Although international observers have called for China to up its pressure on Myanmar, Beijing is unlikely to do so. This is not just due to China’s non-interference principle or political expediency, but also to its significantly different understanding of Myanmar’s internal politics and how best to play them to maximize its benefits.
For China, it is unlikely that Suu Kyi and her government will change their position on the Rohingya issue at the cost of domestic popularity. And to impose punitive measures or threats on the military is unlikely to change its behavior, and instead could tip a delicate domestic power balance which is now clearly working in China’s favor.

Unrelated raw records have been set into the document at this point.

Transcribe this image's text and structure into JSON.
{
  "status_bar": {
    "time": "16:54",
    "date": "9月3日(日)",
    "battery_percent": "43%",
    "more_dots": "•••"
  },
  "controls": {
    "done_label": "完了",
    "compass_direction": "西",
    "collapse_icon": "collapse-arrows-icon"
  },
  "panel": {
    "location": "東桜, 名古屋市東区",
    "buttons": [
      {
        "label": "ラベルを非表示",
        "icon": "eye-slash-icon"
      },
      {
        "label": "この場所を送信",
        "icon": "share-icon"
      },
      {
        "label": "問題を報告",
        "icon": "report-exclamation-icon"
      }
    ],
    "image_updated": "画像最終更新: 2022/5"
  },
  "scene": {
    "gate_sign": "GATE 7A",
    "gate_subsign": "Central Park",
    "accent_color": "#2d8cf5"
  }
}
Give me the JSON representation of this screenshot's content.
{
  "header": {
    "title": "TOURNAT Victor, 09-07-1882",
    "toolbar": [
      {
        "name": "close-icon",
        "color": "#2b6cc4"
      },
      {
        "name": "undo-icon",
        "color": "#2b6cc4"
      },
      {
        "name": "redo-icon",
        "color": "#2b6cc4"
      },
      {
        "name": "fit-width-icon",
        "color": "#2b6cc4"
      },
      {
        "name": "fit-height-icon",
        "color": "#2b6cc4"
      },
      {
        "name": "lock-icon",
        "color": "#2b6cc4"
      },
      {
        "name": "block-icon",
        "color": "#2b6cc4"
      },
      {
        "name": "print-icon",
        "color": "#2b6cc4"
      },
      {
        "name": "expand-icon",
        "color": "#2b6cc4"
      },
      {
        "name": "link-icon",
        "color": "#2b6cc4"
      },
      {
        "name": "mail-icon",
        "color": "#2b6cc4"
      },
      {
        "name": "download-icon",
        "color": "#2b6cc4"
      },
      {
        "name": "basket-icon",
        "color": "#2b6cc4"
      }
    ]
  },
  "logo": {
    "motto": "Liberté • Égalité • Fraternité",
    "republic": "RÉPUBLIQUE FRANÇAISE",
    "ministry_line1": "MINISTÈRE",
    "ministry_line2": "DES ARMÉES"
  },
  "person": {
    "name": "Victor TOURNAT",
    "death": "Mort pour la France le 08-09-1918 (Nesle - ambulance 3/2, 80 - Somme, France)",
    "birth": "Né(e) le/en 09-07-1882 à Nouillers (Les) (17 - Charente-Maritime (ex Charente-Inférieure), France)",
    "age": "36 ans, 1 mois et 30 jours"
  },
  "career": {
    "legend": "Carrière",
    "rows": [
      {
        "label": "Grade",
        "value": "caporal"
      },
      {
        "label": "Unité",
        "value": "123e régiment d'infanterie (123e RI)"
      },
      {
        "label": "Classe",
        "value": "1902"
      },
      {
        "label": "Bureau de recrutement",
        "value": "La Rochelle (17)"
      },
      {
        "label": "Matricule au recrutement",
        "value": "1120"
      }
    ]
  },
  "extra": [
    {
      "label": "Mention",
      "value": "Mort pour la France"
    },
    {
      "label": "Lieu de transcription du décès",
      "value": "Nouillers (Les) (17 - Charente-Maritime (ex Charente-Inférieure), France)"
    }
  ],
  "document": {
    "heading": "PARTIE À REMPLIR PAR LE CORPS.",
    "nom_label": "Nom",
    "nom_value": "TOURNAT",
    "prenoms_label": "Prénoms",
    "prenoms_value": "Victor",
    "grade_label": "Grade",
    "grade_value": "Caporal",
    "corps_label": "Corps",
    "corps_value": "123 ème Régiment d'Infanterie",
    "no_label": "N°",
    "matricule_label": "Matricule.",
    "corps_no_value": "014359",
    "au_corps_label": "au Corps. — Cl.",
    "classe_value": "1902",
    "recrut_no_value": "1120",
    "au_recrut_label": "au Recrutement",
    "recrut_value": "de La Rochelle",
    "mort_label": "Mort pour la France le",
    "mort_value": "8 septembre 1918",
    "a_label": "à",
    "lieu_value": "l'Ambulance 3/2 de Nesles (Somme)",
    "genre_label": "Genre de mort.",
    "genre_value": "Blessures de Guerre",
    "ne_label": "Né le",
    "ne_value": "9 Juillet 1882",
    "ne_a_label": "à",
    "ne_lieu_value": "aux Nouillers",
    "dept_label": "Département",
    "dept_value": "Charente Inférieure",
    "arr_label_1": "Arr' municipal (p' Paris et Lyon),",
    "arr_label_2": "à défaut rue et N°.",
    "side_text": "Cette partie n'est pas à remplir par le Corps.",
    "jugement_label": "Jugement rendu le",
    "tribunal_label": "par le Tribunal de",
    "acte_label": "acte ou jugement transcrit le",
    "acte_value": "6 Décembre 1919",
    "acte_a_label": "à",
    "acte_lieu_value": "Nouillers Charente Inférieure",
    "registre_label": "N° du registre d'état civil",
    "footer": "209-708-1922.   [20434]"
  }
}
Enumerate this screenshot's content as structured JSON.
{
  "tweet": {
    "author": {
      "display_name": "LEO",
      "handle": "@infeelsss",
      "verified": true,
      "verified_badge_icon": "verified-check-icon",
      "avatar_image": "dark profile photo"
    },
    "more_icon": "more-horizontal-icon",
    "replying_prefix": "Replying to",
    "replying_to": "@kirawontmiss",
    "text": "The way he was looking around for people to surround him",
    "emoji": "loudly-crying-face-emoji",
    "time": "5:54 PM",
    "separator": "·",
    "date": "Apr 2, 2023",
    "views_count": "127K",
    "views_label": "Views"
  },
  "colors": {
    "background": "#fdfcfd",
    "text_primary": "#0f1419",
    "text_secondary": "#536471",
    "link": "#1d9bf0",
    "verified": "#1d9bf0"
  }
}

While China’s frustration with the Myanmar military has grown significantly in recent years, it is more likely to resort to indirect pressure than coercion to make political points. This is particularly true when attacks by the Myanmar military pose a direct threat to China’s interests, including in border areas where refugees could flow across the Chinese border and cause instability in its hinterlands.
China flexed its muscles when it proposed to help mediate a ceasefire to the ethnic conflicts in Shan and Kachin states. Significantly, that offer was conveyed last year during Min Aung Hlaing’s visit to China. The Rohingya crisis has also given China a testing ground for its international mediation through communications, persuasion and coordination between Myanmar and Bangladesh.
China claims to have been instrumental in forging the agreement between the two sides on repatriating the Rohingya, though many observers are skeptical Beijing played a decisive role. The Rohingya crisis has shown, however, that China is making different calculations and applying different philosophies to the crisis than its more critical Western counterparts.
China offers an alternative to Myanmar which could have a major impact on how the Rohingya issue is ultimately handled and resolved. The expansion of Chinese influence in Myanmar through the Rohingya crisis has subtly changed the landscape of foreign competition in the country, reversing some of the recent trends where the West had stolen a march.
The sustainability of that reversal remains to be seen, but so far China has astutely leveraged the humanitarian crisis into a diplomatic opportunity.